Sport & Auto
- About Future
- Digital Future
- Cookies Policy
- Terms & Conditions
- Investor Relations
- Contact Future
First look at Yeti’s new enduro race bike
Prototype wheels and saddles, cunning fixes and an arachnid
A custom stars-and-stripes machine for the triple national champion
From cocaine-fueled gangster themes to tiny details on the hubs
Canada's Ryder Hesjedal (Garmin - Transitions)
Canadian finishes in top 10 overall
The Garmin-Transitions team rightly celebrated late into the night in Paris after placing yet another rider in the top 10 overall with Ryder Hesjedal's surprise seventh place.
When Christian Vande Velde pulled out after stage two with fractured ribs and Tyler Farrar fractured his elbow and had problems in the sprints, team manager Jonathan Vaughters knew he had to come up with an alternative strategy. He put his hopes in Hesjedal, knowing that the Canadian had the form and ambition to step up and become the team's hope for overall success.
"We had to really rely on 'Plan B' but it worked out for us yet again," Vaughters told Cyclingnews with a hint of pride.
"It's three years in a row that we've produced the surprise of the Tour de France in the GC. If it was just one or two years, you could say it's a fluke but I don’t think it is. It's actually a testament of the organisation in the team. By that I mean the physiologists, the sports scientists, the great mechanics and soigneurs, the doctors, the management and the whole infrastructure."
Most teams are focused on their star riders, but we universally give access to wind tunnels testing, to the best biomechnical monitoring and best possible coaching. Doing it that way is more of a shotgun effect and costs a little bit more but you get the breakouts too."
Hesjedal seventh place, 10:15 behind Alberto Contador (Astana) was a true breakout performance.
His consistent results in the Ardennes classics and stage win at the Amgen Tour of California showed that he is a talented rider. But the way Hesjedal handled the pain, the suffering and mental stress of competing in the Tour de France for three weeks, showed his special stage race ability.
"Ryder was definitely going to be Christian's biggest help in the mountains. But I don’t think he himself ever thought about riding GC in the Tour de France but when the chance was thrust on him, he was ready," Vaughters said.
"I knew he could do it because I can remember when Christian was struggling on the stage to Jausiers and Ryder was the guy who slowed down to help him. If you’re strong enough to do that, you can be in front too. I think Ryder just needed a little confidence and a chance. He got it and took."
Hesjedal has become headline news in Canada, 20 years after Steve Bauer finished fourth overall in the Tour de France. There maybe pressure for him to try and better Bauer's performance in the future and focus more on the overall classification at the Tour. However, Vaughters hopes he can continue to race aggressively throughout the season.

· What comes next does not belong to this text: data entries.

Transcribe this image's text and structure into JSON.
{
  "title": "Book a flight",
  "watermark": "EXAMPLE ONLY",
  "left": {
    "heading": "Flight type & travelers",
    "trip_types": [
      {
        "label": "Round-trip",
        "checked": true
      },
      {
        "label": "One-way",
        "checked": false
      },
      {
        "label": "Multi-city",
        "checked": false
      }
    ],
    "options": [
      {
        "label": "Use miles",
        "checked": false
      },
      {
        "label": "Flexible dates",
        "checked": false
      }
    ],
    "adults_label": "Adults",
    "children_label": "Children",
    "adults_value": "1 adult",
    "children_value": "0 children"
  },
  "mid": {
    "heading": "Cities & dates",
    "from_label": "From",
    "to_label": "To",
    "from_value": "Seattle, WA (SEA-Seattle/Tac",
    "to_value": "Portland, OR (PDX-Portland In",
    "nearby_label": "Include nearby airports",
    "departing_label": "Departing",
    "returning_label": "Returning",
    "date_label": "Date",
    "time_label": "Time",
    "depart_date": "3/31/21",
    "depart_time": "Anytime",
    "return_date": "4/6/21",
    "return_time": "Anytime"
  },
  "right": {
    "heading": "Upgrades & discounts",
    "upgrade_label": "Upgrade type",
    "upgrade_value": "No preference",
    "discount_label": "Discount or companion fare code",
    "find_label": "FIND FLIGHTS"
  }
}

"That's always that big question for riders who have a good Tour de France. But I think it'd be a mistake to change too many things with Ryder and over focus on the Tour de France," he said.
"How many riders have we seen in that top 10 arena who to decide to focus on the Tour de France the year after their success but then fail to live up to the expectations? They change their race schedule and forget about the races they used to do well in and things start to go wrong."
"I think for riders like Ryder, it's better to just race and stick with what worked best. Of course we can make some tweaks and improvements, perhaps for the time trials, but I think that it's best for him to ride hard in the classics, that he takes a break and then races hard at the Tour de France as well. Schleck and Contador do that. They raced hard in the Paris-Nice, in the Ardennes and in the Dauphine Libere. I think that's the beat way for Ryder to go forward in 2011but of course he will back at the 2011 Tour de France."